I was told, from the outset, that Sum Chien was the key to our art.  Within it lay the true essence of the art and indeed if I was to master Sum Chien I would have mastered ninety percent of the art.  I didn’t understand.  So I just knuckled down and practised.  In all of the battles that we had back on the London streets, it had been a pretty good rule of thumb that the biggest, strongest most aggressive men had the advantage.  Kung fu Masters were different and that fascinated me.  Master Tan and his colleagues were mostly old, quiet, inoffensive and not at all physically imposing – at least in comparison to what I was used to.  And yet their skills could beat brute force.  I remember a time when I was still a very junior student and Master Tan asked me to punch him so that he could demonstrate how to bounce back the energy of a punch.  Being wary of the old Master I threw a very controlled punch towards him so as to be sure not to hurt him.  He gave me that withering look which I was soon to get used to.  ‘Iain, that was not a punch!  Don’t treat me like a fool, throw me a real punch.’  I had boxed for a few years and so as not to hack him off any more, snapped out a sharp left jab.  He caught it on his shoulder, rolled back with it until it ran out of energy, then flicked the energy that he had absorbed back down my extended arm to tip me off balance.  More than any other single incident, this is what sold it to me.  This was why I knuckled down and practised.  I had seen what was out there and I wanted a piece of it.  If that meant practising Sum Chien all day so be it.  Well, to a large extent it did mean practising sum chien all day!

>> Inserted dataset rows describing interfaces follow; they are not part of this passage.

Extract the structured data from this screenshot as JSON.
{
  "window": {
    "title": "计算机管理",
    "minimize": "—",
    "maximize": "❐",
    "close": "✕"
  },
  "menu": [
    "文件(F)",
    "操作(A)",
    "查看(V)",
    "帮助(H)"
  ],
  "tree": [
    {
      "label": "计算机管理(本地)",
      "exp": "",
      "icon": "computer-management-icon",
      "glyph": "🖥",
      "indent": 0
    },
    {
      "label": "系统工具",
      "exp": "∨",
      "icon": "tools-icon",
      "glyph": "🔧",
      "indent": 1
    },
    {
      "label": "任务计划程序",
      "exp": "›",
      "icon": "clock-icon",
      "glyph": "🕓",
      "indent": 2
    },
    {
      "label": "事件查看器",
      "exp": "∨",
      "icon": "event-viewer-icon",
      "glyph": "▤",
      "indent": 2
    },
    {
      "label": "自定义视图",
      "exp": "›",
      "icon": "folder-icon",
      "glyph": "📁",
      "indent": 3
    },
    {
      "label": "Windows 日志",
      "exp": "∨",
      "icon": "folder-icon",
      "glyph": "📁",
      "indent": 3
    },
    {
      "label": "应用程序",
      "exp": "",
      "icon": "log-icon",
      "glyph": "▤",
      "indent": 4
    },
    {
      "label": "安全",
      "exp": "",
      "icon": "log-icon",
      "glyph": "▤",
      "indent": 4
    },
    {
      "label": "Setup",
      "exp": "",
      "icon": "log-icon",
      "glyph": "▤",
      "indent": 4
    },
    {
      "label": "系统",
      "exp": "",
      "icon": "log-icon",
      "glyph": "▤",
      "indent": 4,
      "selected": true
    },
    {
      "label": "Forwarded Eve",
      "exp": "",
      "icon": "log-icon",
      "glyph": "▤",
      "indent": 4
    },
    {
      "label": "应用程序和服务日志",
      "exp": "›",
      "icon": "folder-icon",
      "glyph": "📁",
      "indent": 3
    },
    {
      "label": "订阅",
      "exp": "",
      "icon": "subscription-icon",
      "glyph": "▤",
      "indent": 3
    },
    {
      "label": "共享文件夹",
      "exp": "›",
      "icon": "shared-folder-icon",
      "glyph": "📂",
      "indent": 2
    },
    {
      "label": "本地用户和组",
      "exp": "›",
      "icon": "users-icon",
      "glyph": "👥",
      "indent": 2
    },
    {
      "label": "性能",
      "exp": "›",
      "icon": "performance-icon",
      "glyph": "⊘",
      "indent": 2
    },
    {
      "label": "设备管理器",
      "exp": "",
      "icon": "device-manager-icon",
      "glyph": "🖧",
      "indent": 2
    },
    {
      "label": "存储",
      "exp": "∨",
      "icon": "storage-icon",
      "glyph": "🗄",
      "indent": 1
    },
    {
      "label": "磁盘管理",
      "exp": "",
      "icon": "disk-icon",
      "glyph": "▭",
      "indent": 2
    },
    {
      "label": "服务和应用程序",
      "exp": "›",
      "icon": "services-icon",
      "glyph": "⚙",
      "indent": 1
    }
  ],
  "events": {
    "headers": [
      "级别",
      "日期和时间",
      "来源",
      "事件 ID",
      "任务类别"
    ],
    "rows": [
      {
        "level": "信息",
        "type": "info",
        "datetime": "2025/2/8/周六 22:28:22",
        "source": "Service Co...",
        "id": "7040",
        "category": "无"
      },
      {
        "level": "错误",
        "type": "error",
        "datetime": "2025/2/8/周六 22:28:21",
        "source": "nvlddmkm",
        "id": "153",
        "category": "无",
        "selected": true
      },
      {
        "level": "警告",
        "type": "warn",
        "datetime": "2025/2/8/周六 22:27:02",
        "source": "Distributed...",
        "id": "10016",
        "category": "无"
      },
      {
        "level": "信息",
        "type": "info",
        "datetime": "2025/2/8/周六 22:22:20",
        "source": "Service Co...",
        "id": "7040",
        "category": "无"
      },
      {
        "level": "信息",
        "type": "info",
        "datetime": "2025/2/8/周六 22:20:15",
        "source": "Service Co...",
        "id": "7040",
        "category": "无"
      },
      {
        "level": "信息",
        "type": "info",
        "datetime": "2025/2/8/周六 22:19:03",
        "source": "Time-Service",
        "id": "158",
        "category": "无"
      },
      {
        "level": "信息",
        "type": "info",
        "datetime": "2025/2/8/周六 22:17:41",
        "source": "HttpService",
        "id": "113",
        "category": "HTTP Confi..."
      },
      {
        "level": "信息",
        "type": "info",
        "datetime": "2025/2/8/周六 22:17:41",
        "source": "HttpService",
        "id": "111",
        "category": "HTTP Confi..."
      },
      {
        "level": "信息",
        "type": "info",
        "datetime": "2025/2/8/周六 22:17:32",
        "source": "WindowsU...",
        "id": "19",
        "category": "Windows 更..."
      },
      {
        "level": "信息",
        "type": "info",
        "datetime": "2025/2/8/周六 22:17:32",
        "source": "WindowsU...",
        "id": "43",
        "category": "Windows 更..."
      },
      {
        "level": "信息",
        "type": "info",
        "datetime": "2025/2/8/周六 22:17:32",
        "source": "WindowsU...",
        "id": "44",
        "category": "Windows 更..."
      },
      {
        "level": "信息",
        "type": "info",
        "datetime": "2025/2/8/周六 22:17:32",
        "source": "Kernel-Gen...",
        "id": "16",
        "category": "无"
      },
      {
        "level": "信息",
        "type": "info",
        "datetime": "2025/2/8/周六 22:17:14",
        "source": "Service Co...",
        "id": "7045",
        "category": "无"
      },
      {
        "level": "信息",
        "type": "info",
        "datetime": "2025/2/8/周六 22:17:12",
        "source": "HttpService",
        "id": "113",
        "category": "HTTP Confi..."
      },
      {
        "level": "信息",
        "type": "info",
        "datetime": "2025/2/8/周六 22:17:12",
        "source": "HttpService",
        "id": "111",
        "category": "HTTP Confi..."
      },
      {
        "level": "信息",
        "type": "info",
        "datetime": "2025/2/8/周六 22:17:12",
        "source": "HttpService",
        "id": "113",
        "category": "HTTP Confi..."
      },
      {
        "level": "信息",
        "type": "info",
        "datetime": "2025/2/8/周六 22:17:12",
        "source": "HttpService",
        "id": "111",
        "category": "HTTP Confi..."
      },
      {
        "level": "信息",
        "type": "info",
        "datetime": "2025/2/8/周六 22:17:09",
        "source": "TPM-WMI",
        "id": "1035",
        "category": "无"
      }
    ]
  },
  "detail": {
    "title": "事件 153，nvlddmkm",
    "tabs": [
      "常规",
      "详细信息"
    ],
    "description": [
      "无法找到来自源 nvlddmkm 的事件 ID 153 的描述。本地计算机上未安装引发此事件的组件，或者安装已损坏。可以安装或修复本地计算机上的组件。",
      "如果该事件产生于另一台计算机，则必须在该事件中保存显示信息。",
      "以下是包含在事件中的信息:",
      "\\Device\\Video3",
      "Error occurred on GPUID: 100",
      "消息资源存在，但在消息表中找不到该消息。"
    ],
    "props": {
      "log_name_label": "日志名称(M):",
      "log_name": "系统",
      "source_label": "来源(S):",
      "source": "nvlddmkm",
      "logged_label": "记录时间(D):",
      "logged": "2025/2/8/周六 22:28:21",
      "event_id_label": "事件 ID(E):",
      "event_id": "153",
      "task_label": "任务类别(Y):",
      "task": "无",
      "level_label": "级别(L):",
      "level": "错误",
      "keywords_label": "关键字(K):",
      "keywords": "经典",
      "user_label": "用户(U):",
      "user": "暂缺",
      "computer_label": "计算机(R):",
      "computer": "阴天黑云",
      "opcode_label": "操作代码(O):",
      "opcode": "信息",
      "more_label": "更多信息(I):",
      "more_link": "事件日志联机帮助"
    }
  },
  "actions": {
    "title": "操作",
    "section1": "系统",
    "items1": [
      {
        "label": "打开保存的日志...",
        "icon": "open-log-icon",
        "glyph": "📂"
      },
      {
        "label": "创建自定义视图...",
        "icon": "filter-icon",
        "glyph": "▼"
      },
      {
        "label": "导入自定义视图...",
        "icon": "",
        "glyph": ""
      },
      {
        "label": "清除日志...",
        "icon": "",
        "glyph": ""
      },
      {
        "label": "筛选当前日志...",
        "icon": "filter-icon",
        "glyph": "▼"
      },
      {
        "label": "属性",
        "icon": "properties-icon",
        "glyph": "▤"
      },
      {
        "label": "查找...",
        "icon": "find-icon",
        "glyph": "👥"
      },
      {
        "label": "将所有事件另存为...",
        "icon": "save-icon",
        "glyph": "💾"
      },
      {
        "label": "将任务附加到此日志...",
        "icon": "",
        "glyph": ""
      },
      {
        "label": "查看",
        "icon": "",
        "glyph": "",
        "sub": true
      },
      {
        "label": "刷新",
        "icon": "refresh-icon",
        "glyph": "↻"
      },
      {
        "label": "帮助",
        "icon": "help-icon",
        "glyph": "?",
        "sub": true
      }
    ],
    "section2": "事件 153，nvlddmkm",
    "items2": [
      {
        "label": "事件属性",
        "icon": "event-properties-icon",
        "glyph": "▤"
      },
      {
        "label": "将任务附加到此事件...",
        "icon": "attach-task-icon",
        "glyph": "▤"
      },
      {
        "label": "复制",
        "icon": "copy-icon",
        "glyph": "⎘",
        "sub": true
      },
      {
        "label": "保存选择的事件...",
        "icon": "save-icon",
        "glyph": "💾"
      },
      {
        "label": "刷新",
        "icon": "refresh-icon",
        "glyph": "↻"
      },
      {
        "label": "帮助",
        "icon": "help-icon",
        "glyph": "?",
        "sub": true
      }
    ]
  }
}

It took a long time and a lot of trips to Singapore to persuade Master Tan that I was really worth teaching.  In 1993 I won gold medal in a world kung fu championships held in the USA for demonstrating my weapon skills.  Around about this time he seemed to make up his mind that he was going to teach me properly.  So we went right back to the beginning and worked on stance.  We continued for a long time – many years in fact.  Stance, body posture, relaxation.  ‘Work on the basics.  Build a solid foundation.  To build a strong art you need a strong foundation.  Sink into your stance.  Extend your Chi into the Earth and grow roots.’  Gradually Sum Chien came to life.  I learned the body mechanics needed to overcome stronger opponents.  I learned breathing techniques to ‘supercharge’ internal organs with Chi.  I learned to store energy in different parts of the body and release it in an explosive burst.  I learned to sharpen my senses and develop a sixth sense, as Master Tan calls it.  I learned to use my eyes in ways that I had not even contemplated before.  I can describe to some of the secrets that Sum Chien holds but without the hard work you will never master them.

A lot of my most influential lessons took place in bustling Singapore coffee shops and hawker centres, (little markets made up of cooked food stalls).  The food was amazing.  We would sit on small plastic stools around battered formica tables amongst the smell of stir fries and cigarette smoke tucking into Hokkien noodles or maybe chilli stingray and he would say:


‘Iain.  Never Forget That, At The Most, The Teacher Can Give You Fifteen Percent Of The Art.  The Rest You Have To Get For Yourself Through Practise And Hard Work.   I Can Show You The Path But I Can Not Walk It For You.’


As always, it was sound advice.

In the following parts of this series of blogs, I will explain to you here some of what Sum Chien holds – but to gain it for yourself you will need to do the hard work. I hope you enjoy the journey!


One of Master Iain’s best articles, definitely worth reading.  Very detailed analysis of Sum Chien, written in 2013.
Link to the original article on Master Iain’s Blog: